If you have a ballband for this yarn, you can calculate the weight of 900yds by:
If you want to use cotton, you should look for mercerised cotton. This has been treated to produce a non-fuzzing, slightly shiny appearance which is perfect for lace.
You might also look at blends with linen, hemp, nettle, or silk. There are also some remarkable yarns around which are cotton-like, but are made from bamboo, milk protein, crab shells … the world’s your oyster (and there’s also pearl yarn!).

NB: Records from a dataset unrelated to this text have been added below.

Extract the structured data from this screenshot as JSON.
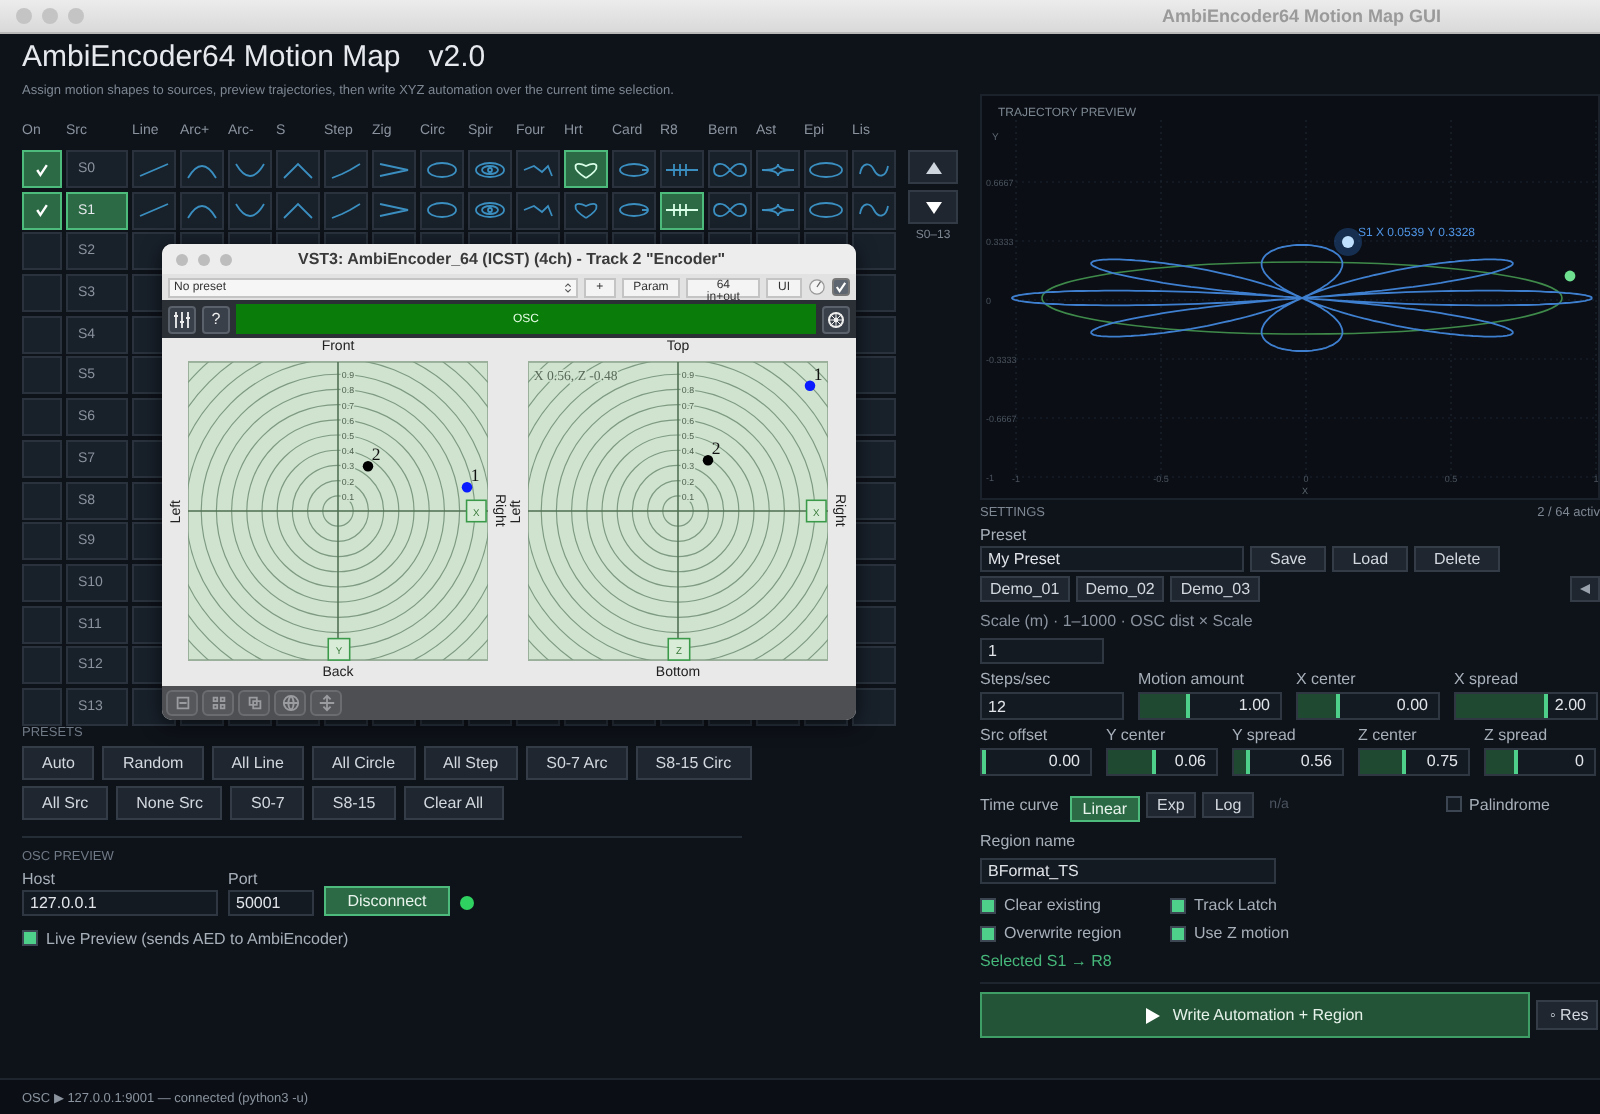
{
  "window": {
    "title": "AmbiEncoder64 Motion Map GUI"
  },
  "header": {
    "title": "AmbiEncoder64 Motion Map",
    "version": "v2.0",
    "subtitle": "Assign motion shapes to sources, preview trajectories, then write XYZ automation over the current time selection."
  },
  "grid": {
    "columns": [
      "On",
      "Src",
      "Line",
      "Arc+",
      "Arc-",
      "S",
      "Step",
      "Zig",
      "Circ",
      "Spir",
      "Four",
      "Hrt",
      "Card",
      "R8",
      "Bern",
      "Ast",
      "Epi",
      "Lis"
    ],
    "rows": [
      {
        "src": "S0",
        "on": true,
        "selected": false,
        "shapes": [
          {
            "selected": false
          },
          {
            "selected": false
          },
          {
            "selected": false
          },
          {
            "selected": false
          },
          {
            "selected": false
          },
          {
            "selected": false
          },
          {
            "selected": false
          },
          {
            "selected": false
          },
          {
            "selected": false
          },
          {
            "selected": true
          },
          {
            "selected": false
          },
          {
            "selected": false
          },
          {
            "selected": false
          },
          {
            "selected": false
          },
          {
            "selected": false
          },
          {
            "selected": false
          }
        ]
      },
      {
        "src": "S1",
        "on": true,
        "selected": true,
        "shapes": [
          {
            "selected": false
          },
          {
            "selected": false
          },
          {
            "selected": false
          },
          {
            "selected": false
          },
          {
            "selected": false
          },
          {
            "selected": false
          },
          {
            "selected": false
          },
          {
            "selected": false
          },
          {
            "selected": false
          },
          {
            "selected": false
          },
          {
            "selected": false
          },
          {
            "selected": true
          },
          {
            "selected": false
          },
          {
            "selected": false
          },
          {
            "selected": false
          },
          {
            "selected": false
          }
        ]
      },
      {
        "src": "S2",
        "on": false,
        "selected": false
      },
      {
        "src": "S3",
        "on": false,
        "selected": false
      },
      {
        "src": "S4",
        "on": false,
        "selected": false
      },
      {
        "src": "S5",
        "on": false,
        "selected": false
      },
      {
        "src": "S6",
        "on": false,
        "selected": false
      },
      {
        "src": "S7",
        "on": false,
        "selected": false
      },
      {
        "src": "S8",
        "on": false,
        "selected": false
      },
      {
        "src": "S9",
        "on": false,
        "selected": false
      },
      {
        "src": "S10",
        "on": false,
        "selected": false
      },
      {
        "src": "S11",
        "on": false,
        "selected": false
      },
      {
        "src": "S12",
        "on": false,
        "selected": false
      },
      {
        "src": "S13",
        "on": false,
        "selected": false
      }
    ],
    "range": "S0–13"
  },
  "presets": {
    "title": "PRESETS",
    "rows": [
      [
        "Auto",
        "Random",
        "All Line",
        "All Circle",
        "All Step",
        "S0-7 Arc",
        "S8-15 Circ"
      ],
      [
        "All Src",
        "None Src",
        "S0-7",
        "S8-15",
        "Clear All"
      ]
    ]
  },
  "osc_preview": {
    "title": "OSC PREVIEW",
    "host": {
      "label": "Host",
      "value": "127.0.0.1"
    },
    "port": {
      "label": "Port",
      "value": "50001"
    },
    "button": "Disconnect",
    "connected": true,
    "live_preview": {
      "label": "Live Preview (sends AED to AmbiEncoder)",
      "checked": true
    }
  },
  "status_bar": "OSC ▶ 127.0.0.1:9001 — connected (python3 -u)",
  "plugin": {
    "title": "VST3: AmbiEncoder_64 (ICST) (4ch) - Track 2 \"Encoder\"",
    "preset": "No preset",
    "buttons": [
      "+",
      "Param",
      "64 in+out",
      "UI"
    ],
    "enabled": true,
    "help": "?",
    "osc": "OSC",
    "pads": [
      {
        "top": "Front",
        "bottom": "Back",
        "left": "Left",
        "right": "Right",
        "x_handle": "X",
        "bottom_handle": "Y",
        "ring_labels": [
          "0.9",
          "0.8",
          "0.7",
          "0.6",
          "0.5",
          "0.4",
          "0.3",
          "0.2",
          "0.1"
        ],
        "sources": [
          {
            "label": "1",
            "color": "#0a1cff"
          },
          {
            "label": "2",
            "color": "#000000"
          }
        ]
      },
      {
        "top": "Top",
        "bottom": "Bottom",
        "left": "Left",
        "right": "Right",
        "readout": "X 0.56, Z -0.48",
        "x_handle": "X",
        "bottom_handle": "Z",
        "ring_labels": [
          "0.9",
          "0.8",
          "0.7",
          "0.6",
          "0.5",
          "0.4",
          "0.3",
          "0.2",
          "0.1"
        ],
        "sources": [
          {
            "label": "1",
            "color": "#0a1cff"
          },
          {
            "label": "2",
            "color": "#000000"
          }
        ]
      }
    ]
  },
  "trajectory_preview": {
    "title": "TRAJECTORY PREVIEW",
    "y_label": "Y",
    "x_label": "X",
    "y_ticks": [
      "0.6667",
      "0.3333",
      "0",
      "-0.3333",
      "-0.6667",
      "-1"
    ],
    "x_ticks": [
      "-1",
      "-0.5",
      "0",
      "0.5",
      "1"
    ],
    "cursor_label": "S1  X 0.0539  Y 0.3328"
  },
  "settings": {
    "title": "SETTINGS",
    "active_count": "2 / 64 activ",
    "preset": {
      "label": "Preset",
      "value": "My Preset",
      "buttons": [
        "Save",
        "Load",
        "Delete"
      ],
      "demos": [
        "Demo_01",
        "Demo_02",
        "Demo_03"
      ]
    },
    "scale": {
      "label": "Scale (m)  ·  1–1000  ·  OSC dist × Scale",
      "value": "1"
    },
    "controls": [
      [
        {
          "kind": "field",
          "label": "Steps/sec",
          "value": "12"
        },
        {
          "kind": "slider",
          "label": "Motion amount",
          "value": "1.00",
          "level": 0.35
        },
        {
          "kind": "slider",
          "label": "X center",
          "value": "0.00",
          "level": 0.3
        },
        {
          "kind": "slider",
          "label": "X spread",
          "value": "2.00",
          "level": 0.65
        }
      ],
      [
        {
          "kind": "slider",
          "label": "Src offset",
          "value": "0.00",
          "level": 0.0
        },
        {
          "kind": "slider",
          "label": "Y center",
          "value": "0.06",
          "level": 0.45
        },
        {
          "kind": "slider",
          "label": "Y spread",
          "value": "0.56",
          "level": 0.15
        },
        {
          "kind": "slider",
          "label": "Z center",
          "value": "0.75",
          "level": 0.43
        },
        {
          "kind": "slider",
          "label": "Z spread",
          "value": "0",
          "level": 0.3
        }
      ]
    ],
    "time_curve": {
      "label": "Time curve",
      "options": [
        {
          "label": "Linear",
          "selected": true
        },
        {
          "label": "Exp",
          "selected": false
        },
        {
          "label": "Log",
          "selected": false
        }
      ],
      "note": "n/a",
      "palindrome": {
        "label": "Palindrome",
        "checked": false
      }
    },
    "region": {
      "label": "Region name",
      "value": "BFormat_TS"
    },
    "options": [
      {
        "label": "Clear existing",
        "checked": true
      },
      {
        "label": "Track Latch",
        "checked": true
      },
      {
        "label": "Overwrite region",
        "checked": true
      },
      {
        "label": "Use Z motion",
        "checked": true
      }
    ],
    "selection": "Selected  S1 → R8",
    "write_button": "Write Automation + Region",
    "reset_button": "◦ Res"
  }
}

Do not disdain wool: there are many wools around that are soft to the skin, and have wonderful stitch definition which is perfect for crochet. Specific breeds that are good are Blue-Faced Leicester and Falkland – I can particularly recommend Eden Cottage’s BFL Bowland and Debbie Bliss Falkland Aran – I designed this in Falkland Aran:

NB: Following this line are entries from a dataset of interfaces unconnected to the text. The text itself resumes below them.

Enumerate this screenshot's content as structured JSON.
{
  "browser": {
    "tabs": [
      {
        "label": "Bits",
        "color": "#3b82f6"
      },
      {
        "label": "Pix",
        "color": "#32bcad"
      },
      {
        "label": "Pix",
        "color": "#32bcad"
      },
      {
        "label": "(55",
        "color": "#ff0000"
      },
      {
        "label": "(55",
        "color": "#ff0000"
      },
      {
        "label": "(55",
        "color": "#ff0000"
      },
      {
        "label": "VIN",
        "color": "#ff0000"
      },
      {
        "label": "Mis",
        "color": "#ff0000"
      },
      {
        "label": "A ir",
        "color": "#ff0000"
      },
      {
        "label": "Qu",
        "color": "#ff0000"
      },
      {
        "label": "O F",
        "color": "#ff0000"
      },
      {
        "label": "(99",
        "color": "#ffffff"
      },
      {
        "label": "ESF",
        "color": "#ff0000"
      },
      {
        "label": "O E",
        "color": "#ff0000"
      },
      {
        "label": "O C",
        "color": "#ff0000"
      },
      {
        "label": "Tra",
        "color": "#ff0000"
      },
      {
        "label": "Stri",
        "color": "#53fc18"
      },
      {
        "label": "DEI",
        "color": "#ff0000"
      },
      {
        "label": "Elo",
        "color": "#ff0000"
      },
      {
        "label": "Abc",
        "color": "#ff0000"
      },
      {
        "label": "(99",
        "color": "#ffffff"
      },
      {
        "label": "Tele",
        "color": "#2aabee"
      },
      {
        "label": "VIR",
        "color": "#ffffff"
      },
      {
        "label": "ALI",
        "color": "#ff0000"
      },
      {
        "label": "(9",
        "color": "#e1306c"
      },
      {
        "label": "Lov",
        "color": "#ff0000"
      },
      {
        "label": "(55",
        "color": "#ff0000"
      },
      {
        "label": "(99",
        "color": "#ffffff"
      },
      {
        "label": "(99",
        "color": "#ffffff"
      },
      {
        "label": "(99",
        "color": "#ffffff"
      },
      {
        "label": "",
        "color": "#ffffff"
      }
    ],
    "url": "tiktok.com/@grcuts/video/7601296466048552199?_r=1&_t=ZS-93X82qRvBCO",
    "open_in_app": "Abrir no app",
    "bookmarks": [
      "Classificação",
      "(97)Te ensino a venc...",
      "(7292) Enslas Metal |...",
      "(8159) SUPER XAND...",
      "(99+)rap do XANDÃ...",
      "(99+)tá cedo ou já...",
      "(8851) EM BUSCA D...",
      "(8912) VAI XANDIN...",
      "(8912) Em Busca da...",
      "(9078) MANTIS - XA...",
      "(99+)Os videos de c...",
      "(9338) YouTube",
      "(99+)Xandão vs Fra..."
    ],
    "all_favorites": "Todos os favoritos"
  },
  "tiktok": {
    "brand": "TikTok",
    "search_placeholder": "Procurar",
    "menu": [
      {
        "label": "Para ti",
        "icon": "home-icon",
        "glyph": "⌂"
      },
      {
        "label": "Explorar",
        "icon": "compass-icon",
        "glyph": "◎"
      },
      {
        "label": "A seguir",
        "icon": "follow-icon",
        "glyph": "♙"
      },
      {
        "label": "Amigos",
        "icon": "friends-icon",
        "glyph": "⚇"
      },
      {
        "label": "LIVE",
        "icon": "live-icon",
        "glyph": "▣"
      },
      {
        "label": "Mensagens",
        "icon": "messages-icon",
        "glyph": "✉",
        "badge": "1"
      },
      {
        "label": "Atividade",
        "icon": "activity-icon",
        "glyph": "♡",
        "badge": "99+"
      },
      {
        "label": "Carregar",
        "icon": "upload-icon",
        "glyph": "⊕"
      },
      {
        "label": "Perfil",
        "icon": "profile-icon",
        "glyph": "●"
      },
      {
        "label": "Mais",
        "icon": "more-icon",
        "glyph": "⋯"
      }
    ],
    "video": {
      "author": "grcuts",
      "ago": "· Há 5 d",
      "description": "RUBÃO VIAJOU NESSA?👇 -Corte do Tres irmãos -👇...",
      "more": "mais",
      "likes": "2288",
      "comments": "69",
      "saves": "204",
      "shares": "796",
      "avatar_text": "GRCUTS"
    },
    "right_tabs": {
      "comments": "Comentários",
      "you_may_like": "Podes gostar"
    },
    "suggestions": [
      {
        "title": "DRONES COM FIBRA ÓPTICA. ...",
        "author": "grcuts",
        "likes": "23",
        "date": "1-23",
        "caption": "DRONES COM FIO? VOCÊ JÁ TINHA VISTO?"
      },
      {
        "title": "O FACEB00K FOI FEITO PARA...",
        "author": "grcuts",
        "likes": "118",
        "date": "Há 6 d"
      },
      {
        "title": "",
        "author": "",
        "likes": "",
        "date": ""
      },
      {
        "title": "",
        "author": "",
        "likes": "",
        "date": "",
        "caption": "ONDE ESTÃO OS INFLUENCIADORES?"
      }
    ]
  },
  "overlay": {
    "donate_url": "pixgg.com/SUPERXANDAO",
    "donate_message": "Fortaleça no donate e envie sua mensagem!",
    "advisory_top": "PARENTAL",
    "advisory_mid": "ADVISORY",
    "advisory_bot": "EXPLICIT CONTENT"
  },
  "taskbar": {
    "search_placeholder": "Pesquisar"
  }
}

Incidentally, Ravelry is a great resource for learning about yarns. You can select to look at different weights, fibres, blends, sources, etc., and even look at projects worked in any yarn that interests you. Another great website is Yarnsub – especially if the price-tags on some yarns scare you! It’s still in its early stages, but still good. It was designed to help substitute yarns recommended in patterns if they were discontinued, hard to find, allergenic, or just to darn expensive!
In addition to Yarnsub, you can look up the pattern on Ravelry. Click on ‘yarn ideas’ or ‘projects’ to see what other people have used to make this pattern.
This has the advantage that you can see what the pattern looks like made up in the different yarns, and read the crafters’ notes – some of which can be extremely helpful in making your choice.
Ultimately, the yarn you use will have an impact on the finished product. Cotton will make a heavy blanket, and may ‘grow’ when it’s washed. Acrylic can be soft and easy-care, but can look threadbare and thin after a few washes. Non-superwash wools can felt! You’ll need to swatch and launder to ensure you get the same gauge as the pattern and the feel you want – sometimes more than once.